# [Task details]
The result must match the data exactly, line for line.

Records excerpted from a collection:
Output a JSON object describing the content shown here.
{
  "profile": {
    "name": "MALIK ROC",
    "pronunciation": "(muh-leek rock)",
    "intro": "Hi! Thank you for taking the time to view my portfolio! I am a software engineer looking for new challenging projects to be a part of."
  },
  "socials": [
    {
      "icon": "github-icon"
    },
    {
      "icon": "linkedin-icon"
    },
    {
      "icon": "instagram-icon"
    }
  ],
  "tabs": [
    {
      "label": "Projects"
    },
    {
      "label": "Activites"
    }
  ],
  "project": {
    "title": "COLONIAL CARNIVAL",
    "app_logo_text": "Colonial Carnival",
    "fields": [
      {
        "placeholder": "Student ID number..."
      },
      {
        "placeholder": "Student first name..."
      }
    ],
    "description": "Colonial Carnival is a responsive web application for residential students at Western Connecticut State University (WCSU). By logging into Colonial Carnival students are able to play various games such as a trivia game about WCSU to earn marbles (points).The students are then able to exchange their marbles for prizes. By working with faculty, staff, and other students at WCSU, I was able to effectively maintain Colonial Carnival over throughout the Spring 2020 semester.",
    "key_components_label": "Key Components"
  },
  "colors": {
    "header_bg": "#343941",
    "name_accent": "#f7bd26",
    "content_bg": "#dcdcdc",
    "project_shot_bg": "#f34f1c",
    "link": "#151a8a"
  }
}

# [Result for this task]
Output a JSON object describing the content shown here.
{
  "profile": {
    "name": "MALIK ROC",
    "pronunciation": "(muh-leek rock)",
    "intro": "Hi! Thank you for taking the time to view my portfolio! I am a software engineer looking for new challenging projects to be a part of."
  },
  "socials": [
    {
      "icon": "github-icon"
    },
    {
      "icon": "linkedin-icon"
    },
    {
      "icon": "instagram-icon"
    }
  ],
  "tabs": [
    {
      "label": "Projects"
    },
    {
      "label": "Activites"
    }
  ],
  "project": {
    "title": "COLONIAL CARNIVAL",
    "app_logo_text": "Colonial Carnival",
    "fields": [
      {
        "placeholder": "Student ID number..."
      },
      {
        "placeholder": "Student first name..."
      }
    ],
    "description": "Colonial Carnival is a responsive web application for residential students at Western Connecticut State University (WCSU). By logging into Colonial Carnival students are able to play various games such as a trivia game about WCSU to earn marbles (points).The students are then able to exchange their marbles for prizes. By working with faculty, staff, and other students at WCSU, I was able to effectively maintain Colonial Carnival over throughout the Spring 2020 semester.",
    "key_components_label": "Key Components"
  },
  "colors": {
    "header_bg": "#343941",
    "name_accent": "#f7bd26",
    "content_bg": "#dcdcdc",
    "project_shot_bg": "#f34f1c",
    "link": "#151a8a"
  }
}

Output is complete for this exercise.